Today, black students continue to be overrepresented in Applied programs and are still among the racial groups with the lowest graduation rates in the country. The issue behind this is complex in nature, it is clear that socioeconomics plays a large part in it, however what is unclear is why black Canadians are disproportionately lower-income earners when compared to other ethnic groups to begin with. Considering the history of segregation in education in Canada it could certainly be said that the historical precedence is related to the problem, but at the same time, the vast majority of black Canadians today are immigrants. And so, the real cause remains unclear. What is clear, however, is the effect. And as described above it has led to a cycle in which, much like our African-American counterparts to the south, we are finding ourselves increasingly repeating the same cycle of low educational attainment and relative poverty with respect to other racial groups.
What Can We Do?
The fact that a provincial review recently found evidence of systemic racism in the Peel District School Board is nothing new. In fact, it’s been legislated since 1850 and, as we mentioned above, Queen’s University officially barred black students from admission to their medical school until 2018. So now, the more important question is not who to be angry at but how can we secure the best and brightest futures for black children. We have evidence that socioeconomics can be a deciding factor in educational attainment and we also know that black Canadians are disproportionately socioeconomically disadvantaged. We have no reason to rely on a system that has left so many of us behind. We need to double down on the education of our children outside of the public school system; finding ways to support parents and single parents who are trying to do their best but are unable to provide the after-school activities, tutors, and other resources that other parents may have at their disposal. Volunteer time and donate money. Furthermore, if we want to secure a better future for our children, we have to start with securing a better future for ourselves. If you finish university, your children have a better chance of finishing university, a better chance of having a high paying job, and so forth. We can, and will, work continuously to improve the public education system, but in the meantime, individual decisions can make a huge difference. You never know how much a simple show of empathy and encouragement can leave a mark on a young mind and propel them towards a better future. And I strongly believe that these small, incremental acts can make a huge difference while we work on fixing the system simultaneously.

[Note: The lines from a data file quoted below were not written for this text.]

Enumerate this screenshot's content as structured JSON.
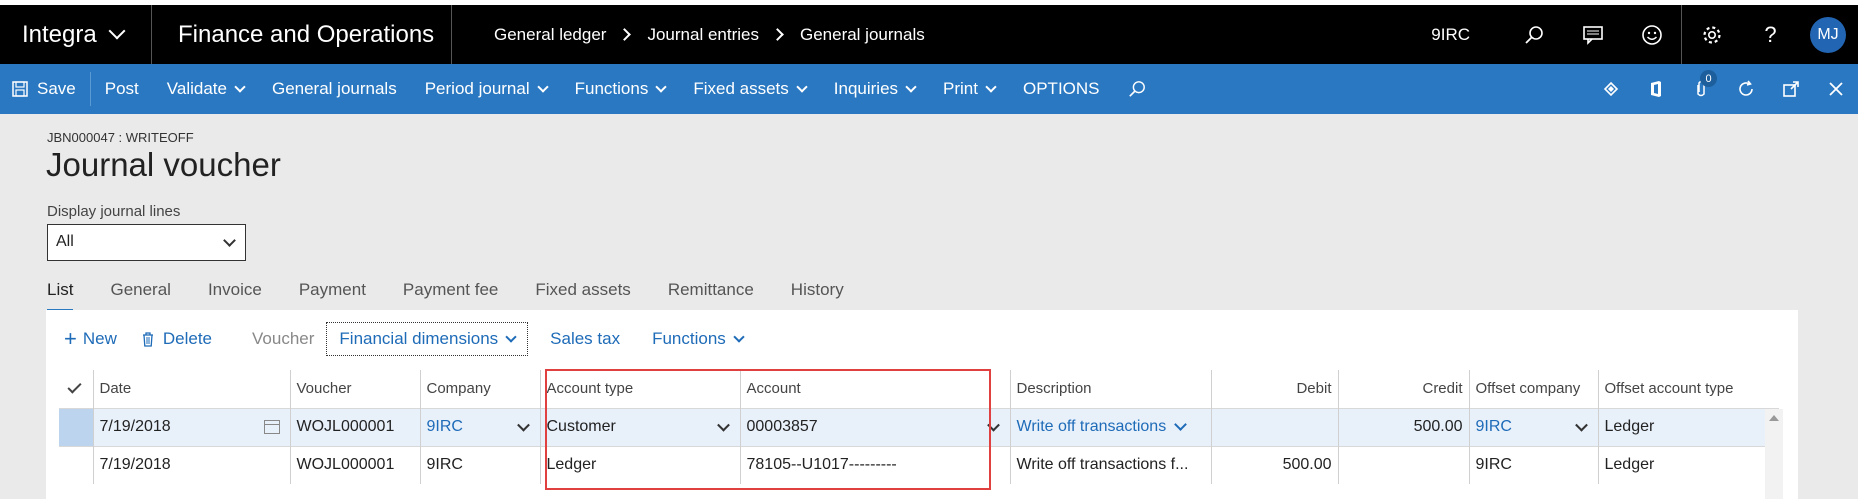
{
  "topbar": {
    "brand": "Integra",
    "app_name": "Finance and Operations",
    "breadcrumbs": [
      "General ledger",
      "Journal entries",
      "General journals"
    ],
    "company": "9IRC",
    "avatar": "MJ",
    "icons": [
      "search-icon",
      "chat-icon",
      "smiley-icon",
      "settings-icon",
      "help-icon"
    ]
  },
  "actionbar": {
    "save": "Save",
    "post": "Post",
    "validate": "Validate",
    "general_journals": "General journals",
    "period_journal": "Period journal",
    "functions": "Functions",
    "fixed_assets": "Fixed assets",
    "inquiries": "Inquiries",
    "print": "Print",
    "options": "OPTIONS",
    "attachments_count": "0",
    "right_icons": [
      "diamond-icon",
      "office-icon",
      "attachment-icon",
      "refresh-icon",
      "open-new-window-icon",
      "close-icon"
    ]
  },
  "page": {
    "subtitle": "JBN000047 : WRITEOFF",
    "title": "Journal voucher",
    "display_label": "Display journal lines",
    "display_value": "All"
  },
  "tabs": [
    "List",
    "General",
    "Invoice",
    "Payment",
    "Payment fee",
    "Fixed assets",
    "Remittance",
    "History"
  ],
  "grid_toolbar": {
    "new": "New",
    "delete": "Delete",
    "voucher": "Voucher",
    "financial_dimensions": "Financial dimensions",
    "sales_tax": "Sales tax",
    "functions": "Functions"
  },
  "columns": {
    "date": "Date",
    "voucher": "Voucher",
    "company": "Company",
    "account_type": "Account type",
    "account": "Account",
    "description": "Description",
    "debit": "Debit",
    "credit": "Credit",
    "offset_company": "Offset company",
    "offset_account_type": "Offset account type"
  },
  "rows": [
    {
      "date": "7/19/2018",
      "voucher": "WOJL000001",
      "company": "9IRC",
      "account_type": "Customer",
      "account": "00003857",
      "description": "Write off transactions",
      "debit": "",
      "credit": "500.00",
      "offset_company": "9IRC",
      "offset_account_type": "Ledger"
    },
    {
      "date": "7/19/2018",
      "voucher": "WOJL000001",
      "company": "9IRC",
      "account_type": "Ledger",
      "account": "78105--U1017---------",
      "description": "Write off transactions f...",
      "debit": "500.00",
      "credit": "",
      "offset_company": "9IRC",
      "offset_account_type": "Ledger"
    }
  ],
  "colors": {
    "topbar": "#000000",
    "actionbar": "#2a78c1",
    "link": "#1e6bb8",
    "highlight_box": "#e04040"
  }
}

The previous track-system was criticized for letting low-income students fall through the cracks, and today, like then, black students make up a large portion of those socioeconomically disadvantaged students who are failed by the school system. It’s not only an increased investment in public education that is the answer to this issue but more so increased investment in the right aspects of public education that can effectively cancel out these disparities. We need to hold our federal and provincial governments accountable for their failings, specifically in preventing cycles like this from taking off in the first place.
To the credit of the Toronto District School Board, they did unveil an anti-black racism strategy for 2018-2019, but the above-mentioned concerns with systematic racism at the Peel District School Board have yet to play out. When the next study is released, presumably in 2021, hopefully, we will have more accurate statistics on which to base our decisions and will see even more improvement in the education of black children in Canada.
Andres Ibarguen is originally from Mississauga, Ontario but has lived in Milan, Italy since September 2014. He is currently the Editor of Montres Publiques and is an avid reader - passionate about history and economics, among other things.